Below are the records; retype them exactly and omit each picture.

Information given:
_ _ _ _ _ _ _

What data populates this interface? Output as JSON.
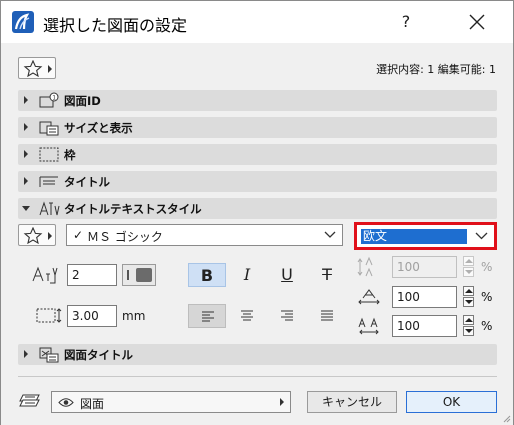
{
  "window": {
    "title": "選択した図面の設定",
    "help": "?"
  },
  "selection_info": "選択内容: 1 編集可能: 1",
  "sections": {
    "drawing_id": "図面ID",
    "size_display": "サイズと表示",
    "frame": "枠",
    "title": "タイトル",
    "title_text_style": "タイトルテキストスタイル",
    "drawing_title": "図面タイトル"
  },
  "text_style": {
    "font_check": "✓",
    "font_name": "ＭＳ ゴシック",
    "script": "欧文",
    "pen_value": "2",
    "height_value": "3.00",
    "height_unit": "mm",
    "bold": "B",
    "italic": "I",
    "underline": "U",
    "strikethrough": "T",
    "width_factor": "100",
    "spacing": "100",
    "line_spacing": "100",
    "percent": "%"
  },
  "footer": {
    "layer": "図面",
    "cancel": "キャンセル",
    "ok": "OK"
  },
  "colors": {
    "highlight": "#1e6ed0",
    "red_frame": "#e0101a",
    "section_bg": "#dcdcdc"
  }
}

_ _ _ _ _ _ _

Answer for the task:
What data populates this interface? Output as JSON.
{
  "window": {
    "title": "選択した図面の設定",
    "help": "?"
  },
  "selection_info": "選択内容: 1 編集可能: 1",
  "sections": {
    "drawing_id": "図面ID",
    "size_display": "サイズと表示",
    "frame": "枠",
    "title": "タイトル",
    "title_text_style": "タイトルテキストスタイル",
    "drawing_title": "図面タイトル"
  },
  "text_style": {
    "font_check": "✓",
    "font_name": "ＭＳ ゴシック",
    "script": "欧文",
    "pen_value": "2",
    "height_value": "3.00",
    "height_unit": "mm",
    "bold": "B",
    "italic": "I",
    "underline": "U",
    "strikethrough": "T",
    "width_factor": "100",
    "spacing": "100",
    "line_spacing": "100",
    "percent": "%"
  },
  "footer": {
    "layer": "図面",
    "cancel": "キャンセル",
    "ok": "OK"
  },
  "colors": {
    "highlight": "#1e6ed0",
    "red_frame": "#e0101a",
    "section_bg": "#dcdcdc"
  }
}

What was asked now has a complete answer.